BEGIN

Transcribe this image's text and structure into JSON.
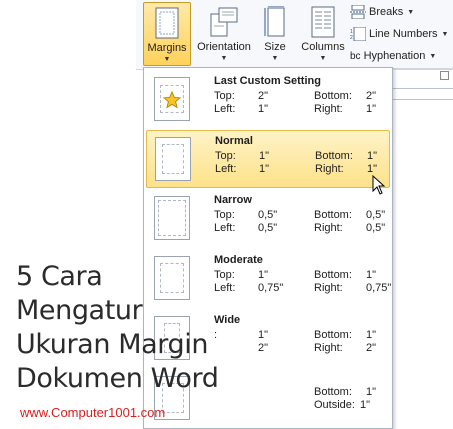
{
  "ribbon": {
    "margins": "Margins",
    "orientation": "Orientation",
    "size": "Size",
    "columns": "Columns",
    "breaks": "Breaks",
    "line_numbers": "Line Numbers",
    "hyphenation": "Hyphenation",
    "hyphenation_prefix": "bc"
  },
  "gallery": {
    "items": [
      {
        "title": "Last Custom Setting",
        "l1": "Top:",
        "v1": "2\"",
        "l2": "Bottom:",
        "v2": "2\"",
        "l3": "Left:",
        "v3": "1\"",
        "l4": "Right:",
        "v4": "1\""
      },
      {
        "title": "Normal",
        "l1": "Top:",
        "v1": "1\"",
        "l2": "Bottom:",
        "v2": "1\"",
        "l3": "Left:",
        "v3": "1\"",
        "l4": "Right:",
        "v4": "1\""
      },
      {
        "title": "Narrow",
        "l1": "Top:",
        "v1": "0,5\"",
        "l2": "Bottom:",
        "v2": "0,5\"",
        "l3": "Left:",
        "v3": "0,5\"",
        "l4": "Right:",
        "v4": "0,5\""
      },
      {
        "title": "Moderate",
        "l1": "Top:",
        "v1": "1\"",
        "l2": "Bottom:",
        "v2": "1\"",
        "l3": "Left:",
        "v3": "0,75\"",
        "l4": "Right:",
        "v4": "0,75\""
      },
      {
        "title": "Wide",
        "l1": ":",
        "v1": "1\"",
        "l2": "Bottom:",
        "v2": "1\"",
        "l3": "",
        "v3": "2\"",
        "l4": "Right:",
        "v4": "2\""
      },
      {
        "title": "",
        "l2": "Bottom:",
        "v2": "1\"",
        "l4": "Outside:",
        "v4": "1\""
      }
    ]
  },
  "overlay": {
    "headline": [
      "5 Cara",
      "Mengatur",
      "Ukuran Margin",
      "Dokumen Word"
    ],
    "site": "www.Computer1001.com"
  }
}
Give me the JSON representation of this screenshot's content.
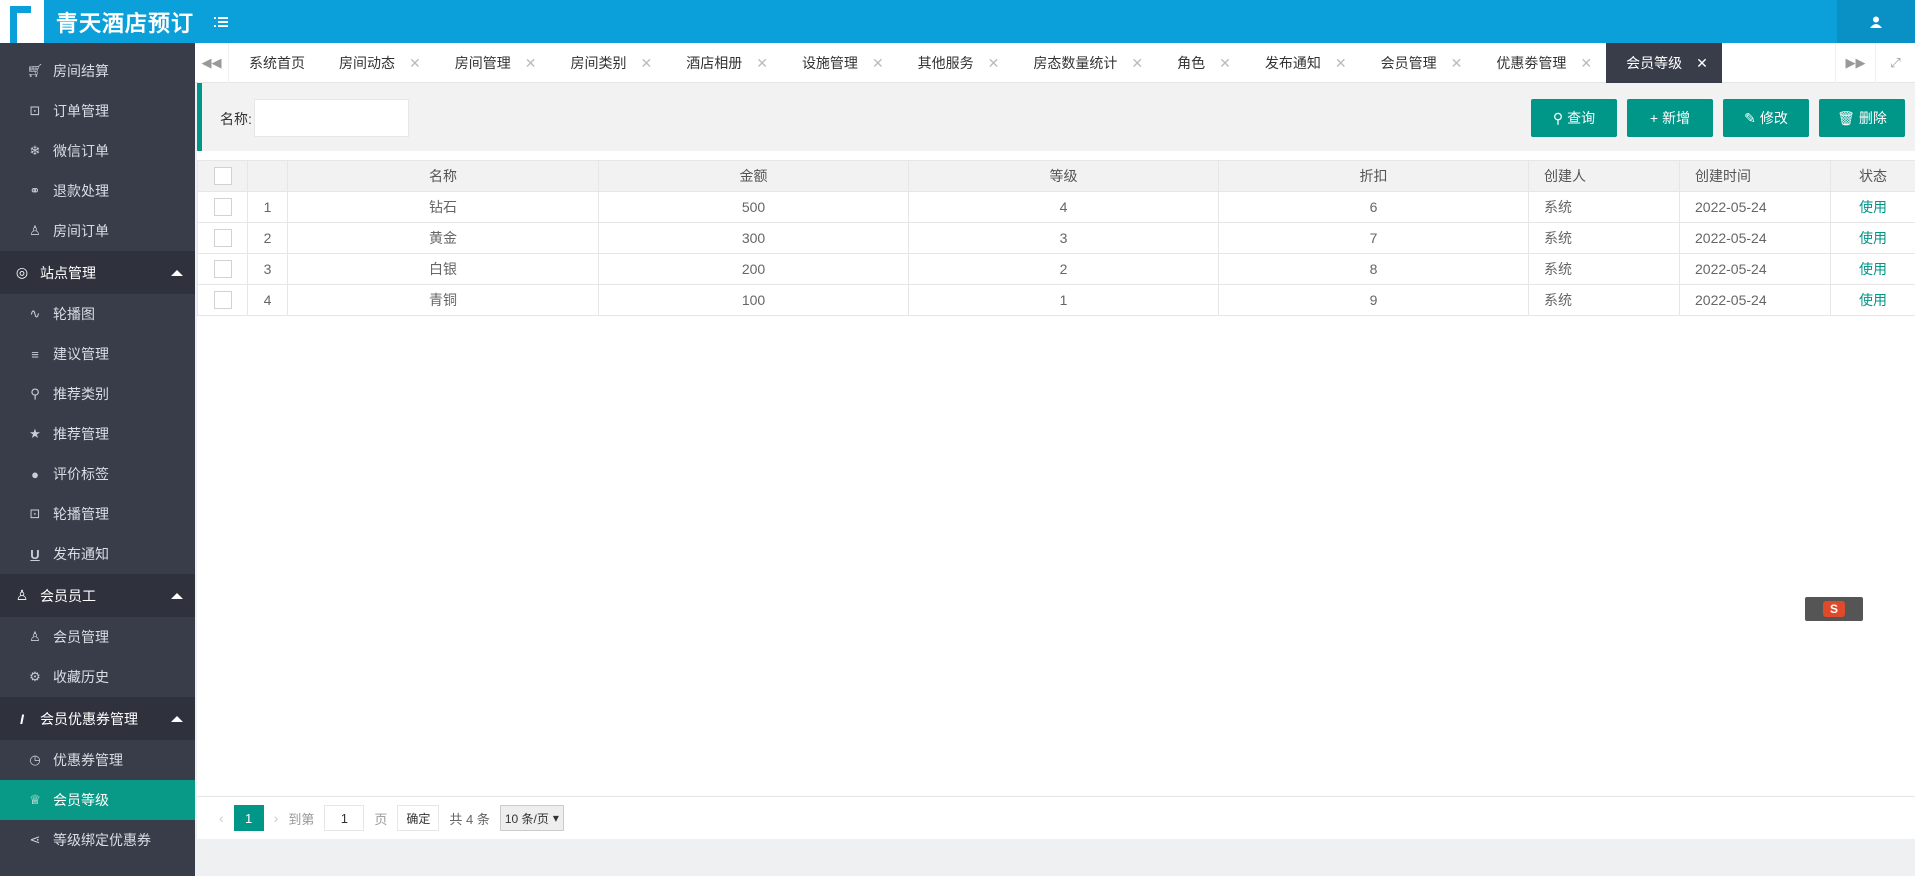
{
  "app": {
    "title": "青天酒店预订"
  },
  "sidebar": {
    "items_top": [
      {
        "label": "房间结算",
        "icon": "cart-icon"
      },
      {
        "label": "订单管理",
        "icon": "lock-icon"
      },
      {
        "label": "微信订单",
        "icon": "snowflake-icon"
      },
      {
        "label": "退款处理",
        "icon": "link-icon"
      },
      {
        "label": "房间订单",
        "icon": "user-icon"
      }
    ],
    "group_site": {
      "label": "站点管理"
    },
    "items_site": [
      {
        "label": "轮播图",
        "icon": "pulse-icon"
      },
      {
        "label": "建议管理",
        "icon": "align-icon"
      },
      {
        "label": "推荐类别",
        "icon": "search-icon"
      },
      {
        "label": "推荐管理",
        "icon": "star-icon"
      },
      {
        "label": "评价标签",
        "icon": "chat-icon"
      },
      {
        "label": "轮播管理",
        "icon": "lock-icon"
      },
      {
        "label": "发布通知",
        "icon": "underline-icon"
      }
    ],
    "group_member": {
      "label": "会员员工"
    },
    "items_member": [
      {
        "label": "会员管理",
        "icon": "users-icon"
      },
      {
        "label": "收藏历史",
        "icon": "gear-icon"
      }
    ],
    "group_coupon": {
      "label": "会员优惠券管理"
    },
    "items_coupon": [
      {
        "label": "优惠券管理",
        "icon": "clock-icon"
      },
      {
        "label": "会员等级",
        "icon": "diamond-icon"
      },
      {
        "label": "等级绑定优惠券",
        "icon": "share-icon"
      }
    ]
  },
  "tabs": [
    "系统首页",
    "房间动态",
    "房间管理",
    "房间类别",
    "酒店相册",
    "设施管理",
    "其他服务",
    "房态数量统计",
    "角色",
    "发布通知",
    "会员管理",
    "优惠劵管理",
    "会员等级"
  ],
  "search": {
    "label": "名称:",
    "value": ""
  },
  "toolbar": {
    "query": "查询",
    "add": "新增",
    "edit": "修改",
    "delete": "删除"
  },
  "table": {
    "headers": [
      "名称",
      "金额",
      "等级",
      "折扣",
      "创建人",
      "创建时间",
      "状态"
    ],
    "rows": [
      {
        "no": "1",
        "name": "钻石",
        "amount": "500",
        "level": "4",
        "discount": "6",
        "creator": "系统",
        "time": "2022-05-24",
        "status": "使用"
      },
      {
        "no": "2",
        "name": "黄金",
        "amount": "300",
        "level": "3",
        "discount": "7",
        "creator": "系统",
        "time": "2022-05-24",
        "status": "使用"
      },
      {
        "no": "3",
        "name": "白银",
        "amount": "200",
        "level": "2",
        "discount": "8",
        "creator": "系统",
        "time": "2022-05-24",
        "status": "使用"
      },
      {
        "no": "4",
        "name": "青铜",
        "amount": "100",
        "level": "1",
        "discount": "9",
        "creator": "系统",
        "time": "2022-05-24",
        "status": "使用"
      }
    ]
  },
  "pager": {
    "current": "1",
    "goto_label": "到第",
    "goto_value": "1",
    "page_unit": "页",
    "confirm": "确定",
    "total": "共 4 条",
    "page_size": "10 条/页"
  },
  "colors": {
    "header": "#0ba0d9",
    "sidebar": "#393d49",
    "accent": "#009688"
  }
}
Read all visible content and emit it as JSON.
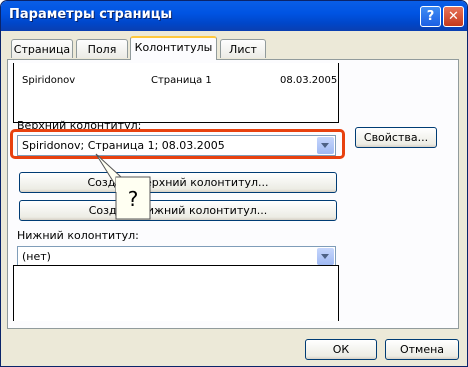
{
  "window": {
    "title": "Параметры страницы",
    "help_label": "?",
    "close_label": "✕"
  },
  "tabs": [
    {
      "label": "Страница",
      "active": false
    },
    {
      "label": "Поля",
      "active": false
    },
    {
      "label": "Колонтитулы",
      "active": true
    },
    {
      "label": "Лист",
      "active": false
    }
  ],
  "preview": {
    "left": "Spiridonov",
    "center": "Страница 1",
    "right": "08.03.2005"
  },
  "header": {
    "label": "Верхний колонтитул:",
    "value": "Spiridonov; Страница 1; 08.03.2005",
    "properties_button": "Свойства..."
  },
  "create_header_button": "Создать верхний колонтитул...",
  "create_footer_button": "Создать нижний колонтитул...",
  "footer": {
    "label": "Нижний колонтитул:",
    "value": "(нет)"
  },
  "callout": {
    "text": "?"
  },
  "buttons": {
    "ok": "ОК",
    "cancel": "Отмена"
  },
  "colors": {
    "titlebar": "#0054e3",
    "highlight": "#e8410f",
    "dialog": "#ece9d8"
  }
}
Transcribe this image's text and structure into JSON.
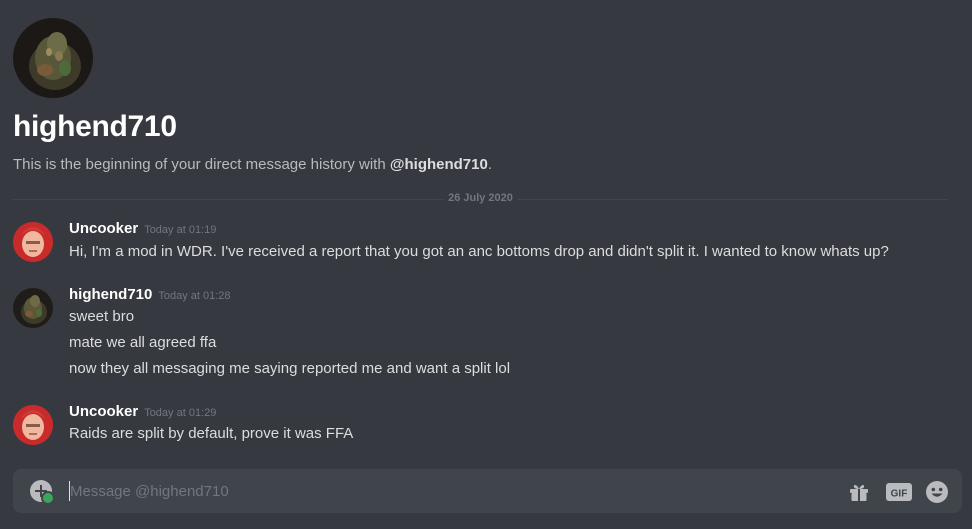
{
  "intro": {
    "name": "highend710",
    "sub_prefix": "This is the beginning of your direct message history with ",
    "sub_handle": "@highend710",
    "sub_suffix": "."
  },
  "divider": {
    "date": "26 July 2020"
  },
  "messages": [
    {
      "author": "Uncooker",
      "time": "Today at 01:19",
      "lines": [
        "Hi, I'm a mod in WDR. I've received a report that you got an anc bottoms drop and didn't split it. I wanted to know whats up?"
      ]
    },
    {
      "author": "highend710",
      "time": "Today at 01:28",
      "lines": [
        "sweet bro",
        "mate we all agreed ffa",
        "now they all messaging me saying reported me and want a split lol"
      ]
    },
    {
      "author": "Uncooker",
      "time": "Today at 01:29",
      "lines": [
        "Raids are split by default, prove it was FFA"
      ]
    }
  ],
  "composer": {
    "placeholder": "Message @highend710",
    "gif_label": "GIF"
  },
  "icons": {
    "upload": "plus-circle-icon",
    "gift": "gift-icon",
    "gif": "gif-icon",
    "emoji": "smiley-face-icon"
  },
  "colors": {
    "background": "#36393f",
    "composer": "#40444b",
    "muted": "#72767d",
    "text": "#dcddde",
    "green": "#3ba55c"
  }
}
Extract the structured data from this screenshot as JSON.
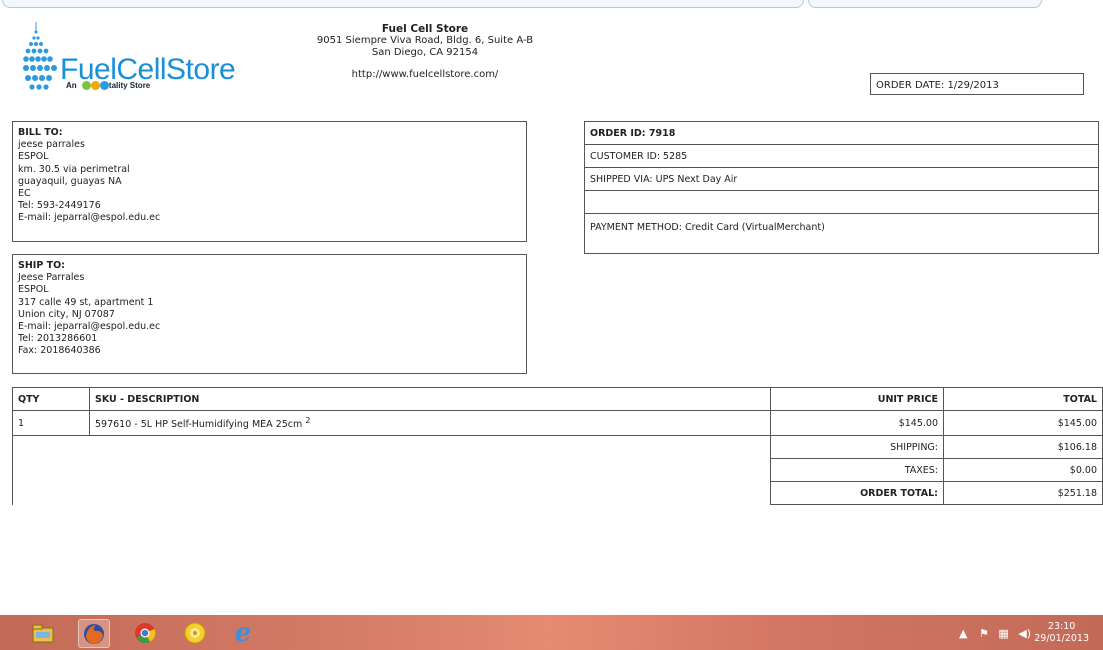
{
  "store": {
    "name": "Fuel Cell Store",
    "address1": "9051 Siempre Viva Road, Bldg. 6, Suite A-B",
    "address2": "San Diego, CA 92154",
    "url": "http://www.fuelcellstore.com/",
    "logo_text": "FuelCellStore",
    "logo_tagline_prefix": "An",
    "logo_tagline_suffix": "tality Store"
  },
  "order_date": "ORDER DATE: 1/29/2013",
  "bill_to": {
    "heading": "BILL TO:",
    "lines": [
      "jeese parrales",
      "ESPOL",
      "km. 30.5 via perimetral",
      "guayaquil, guayas NA",
      "EC",
      "Tel: 593-2449176",
      "E-mail: jeparral@espol.edu.ec"
    ]
  },
  "ship_to": {
    "heading": "SHIP TO:",
    "lines": [
      "Jeese Parrales",
      "ESPOL",
      "317 calle 49 st, apartment 1",
      "Union city, NJ 07087",
      "E-mail: jeparral@espol.edu.ec",
      "Tel: 2013286601",
      "Fax: 2018640386"
    ]
  },
  "order_info": {
    "order_id": "ORDER ID: 7918",
    "customer_id": "CUSTOMER ID: 5285",
    "shipped_via": "SHIPPED VIA: UPS Next Day Air",
    "blank": "",
    "payment_method": "PAYMENT METHOD: Credit Card (VirtualMerchant)"
  },
  "items_table": {
    "headers": {
      "qty": "QTY",
      "sku": "SKU - DESCRIPTION",
      "unit_price": "UNIT PRICE",
      "total": "TOTAL"
    },
    "rows": [
      {
        "qty": "1",
        "description": "597610 - 5L HP Self-Humidifying MEA 25cm",
        "sup": "2",
        "unit_price": "$145.00",
        "total": "$145.00"
      }
    ],
    "summary": {
      "shipping_label": "SHIPPING:",
      "shipping": "$106.18",
      "taxes_label": "TAXES:",
      "taxes": "$0.00",
      "order_total_label": "ORDER TOTAL:",
      "order_total": "$251.18"
    }
  },
  "taskbar": {
    "apps": [
      "file-explorer-icon",
      "firefox-icon",
      "chrome-icon",
      "app-icon",
      "internet-explorer-icon"
    ],
    "time": "23:10",
    "date": "29/01/2013"
  },
  "colors": {
    "logo_blue": "#1a8fd6",
    "taskbar": "#d47b66"
  }
}
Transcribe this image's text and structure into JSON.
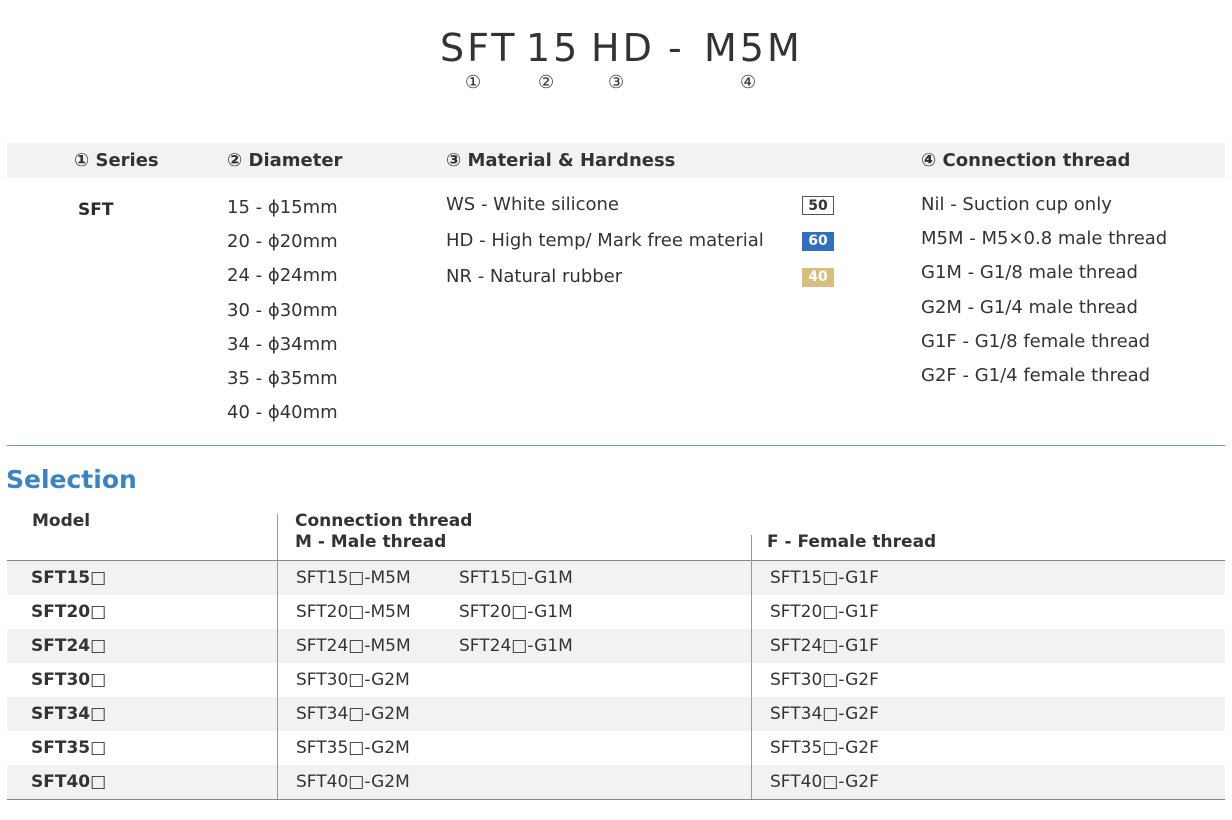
{
  "code": {
    "parts": [
      "SFT",
      "15",
      "HD",
      "-",
      "M5M"
    ],
    "numbers": [
      "①",
      "②",
      "③",
      "④"
    ]
  },
  "legend": {
    "series": {
      "header": "① Series",
      "value": "SFT"
    },
    "diameter": {
      "header": "② Diameter",
      "items": [
        "15 - ϕ15mm",
        "20 - ϕ20mm",
        "24 - ϕ24mm",
        "30 - ϕ30mm",
        "34 - ϕ34mm",
        "35 - ϕ35mm",
        "40 - ϕ40mm"
      ]
    },
    "material": {
      "header": "③  Material & Hardness",
      "items": [
        {
          "label": "WS - White silicone",
          "hardness": "50"
        },
        {
          "label": "HD - High temp/ Mark free material",
          "hardness": "60"
        },
        {
          "label": "NR -  Natural rubber",
          "hardness": "40"
        }
      ],
      "colors": {
        "hd": "#2e6fc0",
        "nr": "#d8bd7c"
      }
    },
    "connection": {
      "header": "④  Connection thread",
      "items": [
        "Nil  -  Suction cup only",
        "M5M - M5×0.8 male thread",
        "G1M  - G1/8 male thread",
        "G2M  - G1/4 male thread",
        "G1F   - G1/8 female thread",
        "G2F   - G1/4 female thread"
      ]
    }
  },
  "selection": {
    "title": "Selection",
    "accent_color": "#3a84c4",
    "headers": {
      "model": "Model",
      "connection": "Connection thread",
      "male": "M - Male thread",
      "female": "F - Female thread"
    },
    "rows": [
      {
        "model": "SFT15□",
        "m1": "SFT15□-M5M",
        "m2": "SFT15□-G1M",
        "f": "SFT15□-G1F"
      },
      {
        "model": "SFT20□",
        "m1": "SFT20□-M5M",
        "m2": "SFT20□-G1M",
        "f": "SFT20□-G1F"
      },
      {
        "model": "SFT24□",
        "m1": "SFT24□-M5M",
        "m2": "SFT24□-G1M",
        "f": "SFT24□-G1F"
      },
      {
        "model": "SFT30□",
        "m1": "SFT30□-G2M",
        "m2": "",
        "f": "SFT30□-G2F"
      },
      {
        "model": "SFT34□",
        "m1": "SFT34□-G2M",
        "m2": "",
        "f": "SFT34□-G2F"
      },
      {
        "model": "SFT35□",
        "m1": "SFT35□-G2M",
        "m2": "",
        "f": "SFT35□-G2F"
      },
      {
        "model": "SFT40□",
        "m1": "SFT40□-G2M",
        "m2": "",
        "f": "SFT40□-G2F"
      }
    ]
  }
}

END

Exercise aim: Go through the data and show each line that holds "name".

Result for this exercise:
        "name": "钻石",
        "name": "黄金",
        "name": "白银",
        "name": "青铜",
    "name": "highend710",
    "name": "Fuel Cell Store",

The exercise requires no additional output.